Property Investments in Buenos Aires
A reader wrote in with the following comment, which I will post and then address. With all the posts recently about the negatives of investing in Argentina, I think there may be a little spell of pessimism going around.
I'm really enjoying your writings on your blog. I'm learning so much. Just today a local merchant/friend warned me not to invest in any property in Argentina because a friend of hers had her farm consficated by the government.
Safely Investing in Property
Although I don't know the details of the reader's friend's farm, I can only wonder whether all the taxes were paid-up and whether the land was being put to productive use. Foreign farm ownership is a very touchy issue in all of Latin America. Wars and revolutions have been fought over farm ownership in Latin America. United Fruit Company, anyone?
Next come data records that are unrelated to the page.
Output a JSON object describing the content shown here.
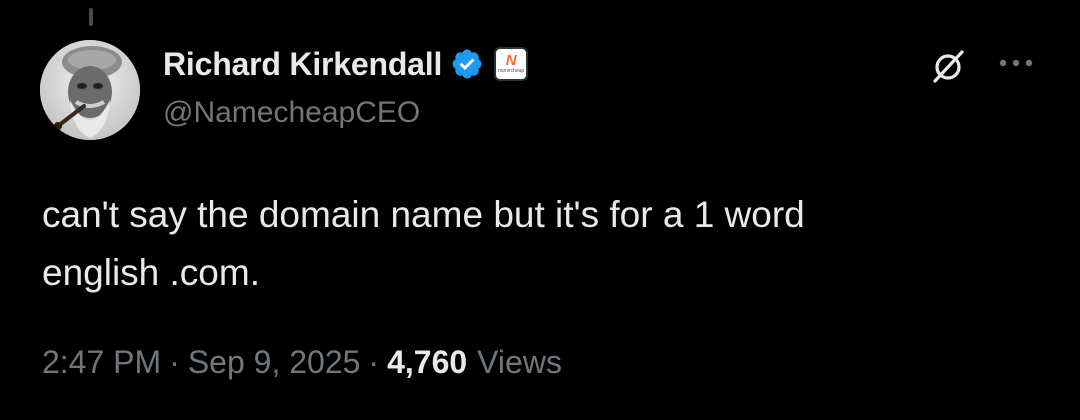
{
  "author": {
    "display_name": "Richard Kirkendall",
    "handle": "@NamecheapCEO",
    "verified_color": "#1d9bf0",
    "affiliate_mark": "N",
    "affiliate_word": "namecheap"
  },
  "tweet": {
    "text": "can't say the domain name but it's for a 1 word\nenglish .com."
  },
  "meta": {
    "time": "2:47 PM",
    "separator": "·",
    "date": "Sep 9, 2025",
    "views_count": "4,760",
    "views_label": "Views"
  },
  "actions": {
    "grok_icon": "grok-icon",
    "more_icon": "more-horizontal-icon"
  }
}
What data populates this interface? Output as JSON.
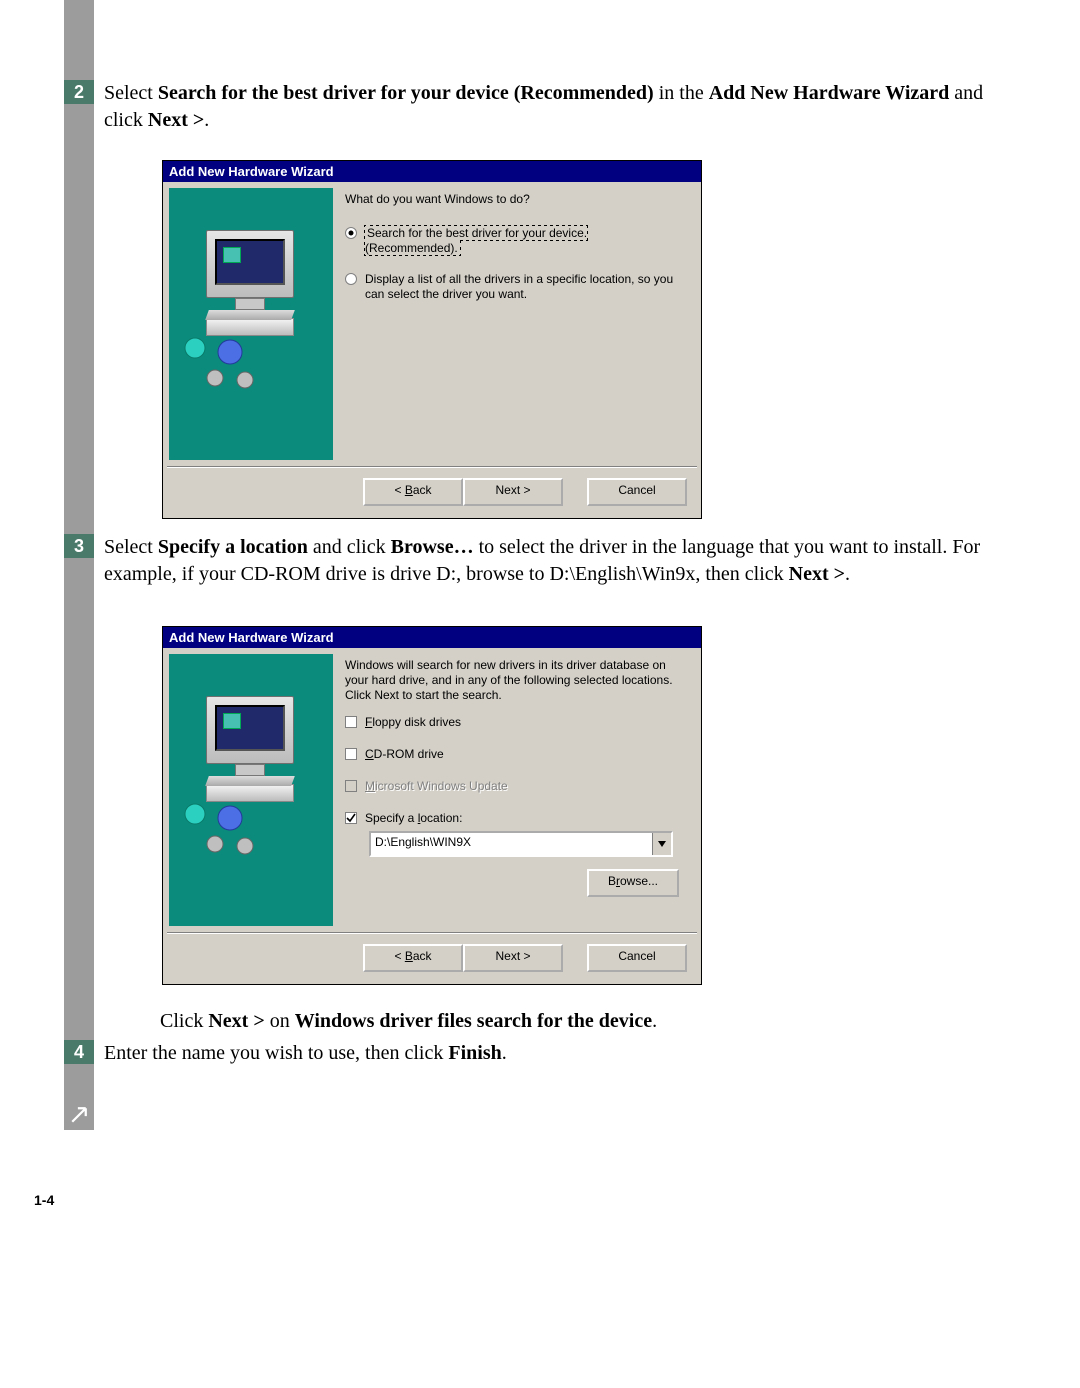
{
  "page_number": "1-4",
  "steps": {
    "s2": {
      "num": "2",
      "pre": "Select ",
      "b1": "Search for the best driver for your device (Recommended)",
      "mid1": " in the ",
      "b2": "Add New Hardware Wizard",
      "mid2": " and click ",
      "b3": "Next >",
      "post": "."
    },
    "s3": {
      "num": "3",
      "pre": "Select ",
      "b1": "Specify a location",
      "mid1": " and click ",
      "b2": "Browse…",
      "mid2": " to select the driver in the language that you want to install. For example, if your CD-ROM drive is drive D:, browse to D:\\English\\Win9x, then click ",
      "b3": "Next >",
      "post": "."
    },
    "s3b": {
      "pre": "Click ",
      "b1": "Next >",
      "mid": " on ",
      "b2": "Windows driver files search for the device",
      "post": "."
    },
    "s4": {
      "num": "4",
      "pre": "Enter the name you wish to use, then click ",
      "b1": "Finish",
      "post": "."
    }
  },
  "wizard_title": "Add New Hardware Wizard",
  "buttons": {
    "back": "< Back",
    "next": "Next >",
    "cancel": "Cancel",
    "browse": "Browse..."
  },
  "dlg1": {
    "prompt": "What do you want Windows to do?",
    "opt1a": "Search for the best driver for your device.",
    "opt1b": "(Recommended).",
    "opt2": "Display a list of all the drivers in a specific location, so you can select the driver you want."
  },
  "dlg2": {
    "intro": "Windows will search for new drivers in its driver database on your hard drive, and in any of the following selected locations. Click Next to start the search.",
    "cb_floppy": "Floppy disk drives",
    "cb_cd": "CD-ROM drive",
    "cb_msupdate": "Microsoft Windows Update",
    "cb_location": "Specify a location:",
    "path": "D:\\English\\WIN9X"
  }
}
Despite all the negative things being said about real estate in Argentina, allow me to put forward a few positives. If you deal with reputable professionals, you will greatly reduce your risk. Make sure you use a good notary who will validate the title of the property. You want to make sure you will be getting proper legal ownership. If you are renting apartments, it may be smart to go with a management agency. These companies will investigate the tenants and require them to obtain a guarantee of payment. I went through one of these agencies when renting our office and believe me -- they really do check you out.
When signing contracts with local companies, make sure that as a foreign person or foreign company that you will have legal standing to enforce contracts within Argentina. I was surprised to learn that foreign individuals without a DNI essentially have no rights within Argentina. That's one of the main reasons I got my DNI -- to ensure that I would have the same rights and legal protections as citizens.
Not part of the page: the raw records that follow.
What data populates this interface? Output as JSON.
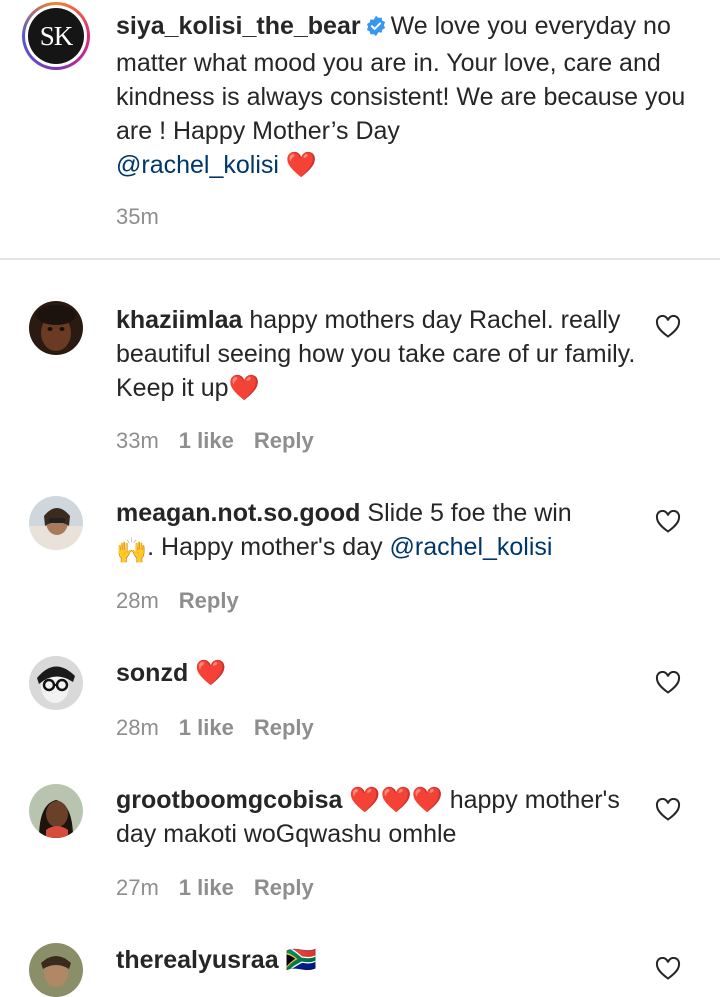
{
  "post": {
    "username": "siya_kolisi_the_bear",
    "avatar_monogram": "SK",
    "caption": "We love you everyday no matter what mood you are in. Your love, care and kindness is always consistent! We are because you are ! Happy Mother’s Day",
    "mention": "@rachel_kolisi",
    "heart": "❤️",
    "time": "35m"
  },
  "comments": [
    {
      "username": "khaziimlaa",
      "text": "happy mothers day Rachel. really beautiful seeing how you take care of ur family. Keep it up",
      "emoji": "❤️",
      "time": "33m",
      "likes": "1 like",
      "reply": "Reply"
    },
    {
      "username": "meagan.not.so.good",
      "text": "Slide 5 foe the win",
      "emoji": "🙌",
      "text2": ". Happy mother's day",
      "mention": "@rachel_kolisi",
      "time": "28m",
      "reply": "Reply"
    },
    {
      "username": "sonzd",
      "emoji": "❤️",
      "time": "28m",
      "likes": "1 like",
      "reply": "Reply"
    },
    {
      "username": "grootboomgcobisa",
      "emoji": "❤️❤️❤️",
      "text": "happy mother's day makoti woGqwashu omhle",
      "time": "27m",
      "likes": "1 like",
      "reply": "Reply"
    },
    {
      "username": "therealyusraa",
      "emoji": "🇿🇦"
    }
  ],
  "icons": {
    "like": "heart-outline-icon",
    "verified": "verified-badge-icon"
  },
  "colors": {
    "mention": "#00376b",
    "heart": "#ed1e28",
    "meta": "#8e8e8e",
    "verified": "#3897f0"
  }
}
Get a second opinion. Ask around and see what people think about an investment idea you have. Have a knowledgeable third party look over the investment numbers and see if it makes sense. Before entering into any investment, it may not hurt to pay a lawyer $100 to look over everything and get his or her advice.
Doing business in a foreign country can be risky, but also very rewarding. Don't just write-off the country as "too risky". If you do your homework (or pay others to do it for you), you can limit your risk on any investment. Jumping into any investment without proper research is a good way to lose your shirt, no matter where in the world you happen to be. So, let's all not be so negative on Argentina. There is risk, but not so much more than anywhere else.